> INSTRUCTIONS FOR THE TASK: Your answer must consist of every line from the data below that includes the word "五子棋简配版".

Dataset rows for apps and sites:
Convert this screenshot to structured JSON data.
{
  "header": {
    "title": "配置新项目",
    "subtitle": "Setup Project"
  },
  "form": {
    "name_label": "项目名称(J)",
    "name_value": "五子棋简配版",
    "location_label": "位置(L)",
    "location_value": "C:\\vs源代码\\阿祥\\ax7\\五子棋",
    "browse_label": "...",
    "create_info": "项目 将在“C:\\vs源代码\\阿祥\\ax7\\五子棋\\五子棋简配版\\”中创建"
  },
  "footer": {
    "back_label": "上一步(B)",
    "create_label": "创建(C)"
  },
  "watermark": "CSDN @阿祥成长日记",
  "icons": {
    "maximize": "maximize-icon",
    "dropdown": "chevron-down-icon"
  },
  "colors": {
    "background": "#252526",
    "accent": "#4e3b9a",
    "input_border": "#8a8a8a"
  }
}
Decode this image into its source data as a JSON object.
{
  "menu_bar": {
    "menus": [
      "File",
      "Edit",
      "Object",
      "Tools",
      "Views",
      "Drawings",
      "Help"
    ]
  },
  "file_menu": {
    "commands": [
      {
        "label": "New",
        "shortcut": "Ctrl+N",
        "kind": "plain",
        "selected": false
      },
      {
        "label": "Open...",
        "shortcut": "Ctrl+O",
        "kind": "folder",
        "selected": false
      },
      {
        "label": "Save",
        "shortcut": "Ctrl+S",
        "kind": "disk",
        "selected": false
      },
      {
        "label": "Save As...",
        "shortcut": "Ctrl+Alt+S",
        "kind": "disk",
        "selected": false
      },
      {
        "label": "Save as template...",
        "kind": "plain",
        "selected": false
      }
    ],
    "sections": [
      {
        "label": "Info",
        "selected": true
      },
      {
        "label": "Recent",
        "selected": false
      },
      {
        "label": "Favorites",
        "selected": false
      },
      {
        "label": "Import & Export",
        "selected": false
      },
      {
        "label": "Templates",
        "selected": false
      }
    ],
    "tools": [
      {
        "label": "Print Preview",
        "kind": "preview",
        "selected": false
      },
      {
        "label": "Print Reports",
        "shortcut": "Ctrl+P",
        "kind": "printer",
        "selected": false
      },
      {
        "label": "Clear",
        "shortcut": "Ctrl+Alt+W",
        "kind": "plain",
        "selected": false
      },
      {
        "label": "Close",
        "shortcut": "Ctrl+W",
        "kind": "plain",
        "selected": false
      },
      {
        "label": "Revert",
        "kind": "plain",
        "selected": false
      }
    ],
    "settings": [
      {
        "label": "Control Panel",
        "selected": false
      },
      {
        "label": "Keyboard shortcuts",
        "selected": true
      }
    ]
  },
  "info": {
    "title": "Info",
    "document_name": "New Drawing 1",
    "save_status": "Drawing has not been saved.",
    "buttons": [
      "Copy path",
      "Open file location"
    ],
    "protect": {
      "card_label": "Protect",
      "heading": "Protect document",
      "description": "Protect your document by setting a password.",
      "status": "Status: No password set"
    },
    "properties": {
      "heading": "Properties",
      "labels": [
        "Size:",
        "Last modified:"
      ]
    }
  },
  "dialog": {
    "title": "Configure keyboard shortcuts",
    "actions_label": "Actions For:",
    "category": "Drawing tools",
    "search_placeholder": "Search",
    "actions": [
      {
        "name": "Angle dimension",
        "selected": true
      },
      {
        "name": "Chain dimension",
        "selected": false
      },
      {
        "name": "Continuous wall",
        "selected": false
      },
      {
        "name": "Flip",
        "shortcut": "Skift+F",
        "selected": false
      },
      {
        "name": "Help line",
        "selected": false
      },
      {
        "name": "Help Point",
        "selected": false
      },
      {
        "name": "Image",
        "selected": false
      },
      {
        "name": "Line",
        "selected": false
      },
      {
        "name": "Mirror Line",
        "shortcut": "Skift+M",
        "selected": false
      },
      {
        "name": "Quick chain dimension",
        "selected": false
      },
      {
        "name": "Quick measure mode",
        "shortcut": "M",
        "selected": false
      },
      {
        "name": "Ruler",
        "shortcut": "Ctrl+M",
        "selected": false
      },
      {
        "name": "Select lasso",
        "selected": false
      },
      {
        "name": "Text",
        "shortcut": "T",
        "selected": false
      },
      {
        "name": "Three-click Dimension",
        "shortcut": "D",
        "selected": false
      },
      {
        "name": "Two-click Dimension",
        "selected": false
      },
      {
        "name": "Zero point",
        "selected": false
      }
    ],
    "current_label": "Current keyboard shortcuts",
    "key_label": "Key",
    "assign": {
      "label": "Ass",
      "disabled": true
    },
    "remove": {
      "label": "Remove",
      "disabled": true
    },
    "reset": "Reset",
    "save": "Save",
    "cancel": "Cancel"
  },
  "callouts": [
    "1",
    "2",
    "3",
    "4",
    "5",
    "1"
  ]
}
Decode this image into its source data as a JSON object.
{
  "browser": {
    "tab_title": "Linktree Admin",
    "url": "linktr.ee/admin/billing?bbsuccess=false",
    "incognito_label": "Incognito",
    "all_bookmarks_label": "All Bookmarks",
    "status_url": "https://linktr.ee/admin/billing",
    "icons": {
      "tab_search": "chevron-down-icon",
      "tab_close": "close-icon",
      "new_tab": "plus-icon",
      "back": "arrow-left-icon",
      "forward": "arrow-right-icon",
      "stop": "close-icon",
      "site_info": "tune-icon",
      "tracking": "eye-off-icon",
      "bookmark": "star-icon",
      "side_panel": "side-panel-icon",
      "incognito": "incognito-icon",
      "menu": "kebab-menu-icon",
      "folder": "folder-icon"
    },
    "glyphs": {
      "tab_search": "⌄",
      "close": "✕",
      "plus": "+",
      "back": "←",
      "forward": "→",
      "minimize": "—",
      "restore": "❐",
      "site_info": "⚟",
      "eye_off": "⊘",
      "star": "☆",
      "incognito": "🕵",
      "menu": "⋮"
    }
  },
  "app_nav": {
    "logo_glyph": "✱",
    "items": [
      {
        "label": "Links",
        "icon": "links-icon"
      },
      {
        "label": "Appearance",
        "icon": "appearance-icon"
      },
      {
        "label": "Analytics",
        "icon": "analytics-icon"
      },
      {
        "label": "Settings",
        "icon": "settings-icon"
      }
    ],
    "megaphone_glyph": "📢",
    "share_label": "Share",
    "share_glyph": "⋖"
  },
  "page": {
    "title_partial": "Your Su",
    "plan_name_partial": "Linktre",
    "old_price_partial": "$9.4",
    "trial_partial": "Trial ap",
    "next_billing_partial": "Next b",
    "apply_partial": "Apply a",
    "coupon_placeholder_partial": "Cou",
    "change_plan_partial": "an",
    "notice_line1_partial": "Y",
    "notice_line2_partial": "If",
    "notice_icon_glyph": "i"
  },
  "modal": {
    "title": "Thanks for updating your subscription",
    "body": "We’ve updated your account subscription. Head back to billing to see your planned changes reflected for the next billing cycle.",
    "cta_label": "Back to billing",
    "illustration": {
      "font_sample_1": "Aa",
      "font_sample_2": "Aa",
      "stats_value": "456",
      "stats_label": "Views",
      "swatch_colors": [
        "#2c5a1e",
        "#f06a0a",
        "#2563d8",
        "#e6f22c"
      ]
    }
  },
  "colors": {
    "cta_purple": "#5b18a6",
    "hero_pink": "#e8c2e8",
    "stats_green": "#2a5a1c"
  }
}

> SOLVED PROBLEM:
    "name_value": "五子棋简配版",
    "create_info": "项目 将在“C:\\vs源代码\\阿祥\\ax7\\五子棋\\五子棋简配版\\”中创建"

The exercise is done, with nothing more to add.